It all began with Take That, closely followed by Gladiators and 90210. The 90s revival is in full swing in 2008 and I am loving every nostalgic minute of it.
Having dreamt of Blossom’s unforgiveable wardrobe (how did I ever think she looked good?); dusted off my Clueless video (yes – video – not DVD); and giggled nervously at the prospect of wearing a body again (hmm buttoned at the crotch… neither comfortable nor sexy), I am ready for what the rest of the 90s fashion closet has to throw at me.
Amongst the nu-rave travesties, bumbags and over-the-top prom dresses (velvet anyone?) there are, believe it or not, some 90s style treasures worth embracing. One revival I am celebrating is that of the Dr. Martens boot.
Launched in 1960, Dr. Martens has always been synonymous with practical, comfortable footwear. But the brand signifies so much more. Donning the feet of the working class through the subcultures across the globe (Skinheads, Mods, Goths and the Britpop-ers of the early 1990s), their styles have set a standard that no single brand can compete with. Their 2007/2008 appearance is less a comeback of a 90s fad, and more a re-emergence of a brand that assists the definition of individuality through any decade. Dr. Martens have proved themselves to be a timeless, cultural entity.

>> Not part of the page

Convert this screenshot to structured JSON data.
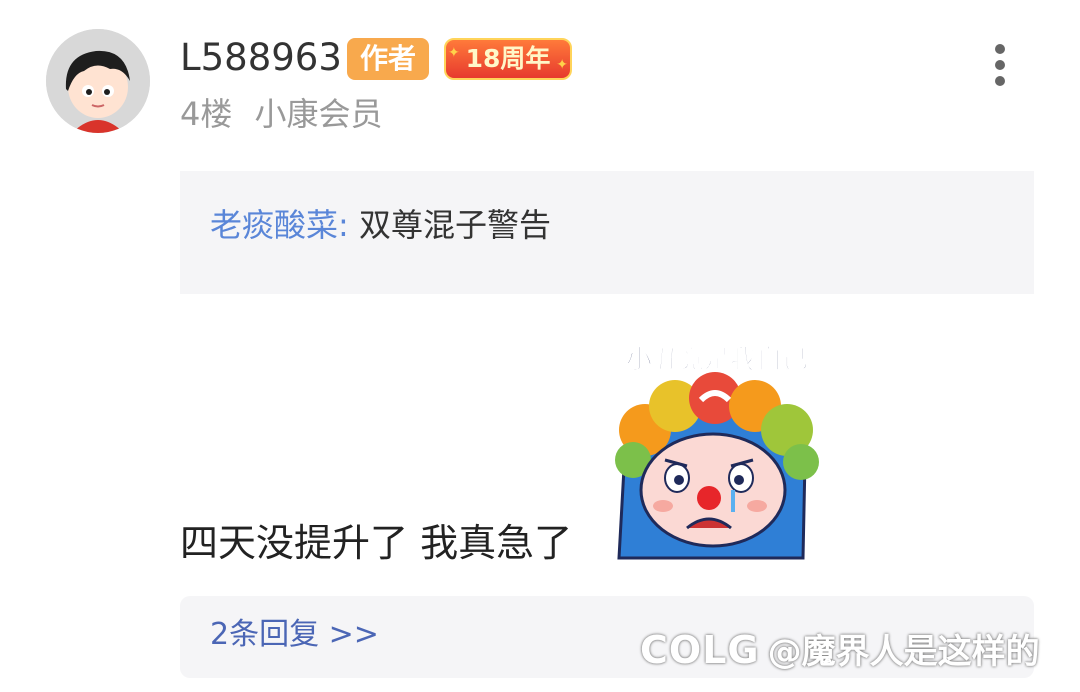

Today sees no real change in the boots themselves, for what defines them the label suggest, is you. Martin Roach, author of ‘Dr. Martens’ (1999) echoes their sentiment perfectly by acknowledging that “the Dr. Martens ‘brand’ has come full circle, it is a blank canvas on which a generation can paint their personality.”
Any look can be complemented by a pair of Dr. Martens, as suggested in Yohji Yamamoto’s A/Wo7 collection which paraded the famous footwear down the catwalk with the dark, layered and flowing designs. The lack of colour used in the show, blended fabric and footwear perfectly, yet the juxtaposition of the androgenous flats with puffball silhouettes demonstrated the capability of this brand to look good with pretty much anything.
I cannot get enough of the original 1460 8 eye boot in leather, although those brave enough might like to try the same style in the ‘Made in Colour’, patent collection, a la Agyness Deyn.
The styles of the shoes themselves, may not be to everyone’s taste, but there is certainly no denying their impact on fashion of the past, present and undoubtedly, the future. I welcome their return with open arms.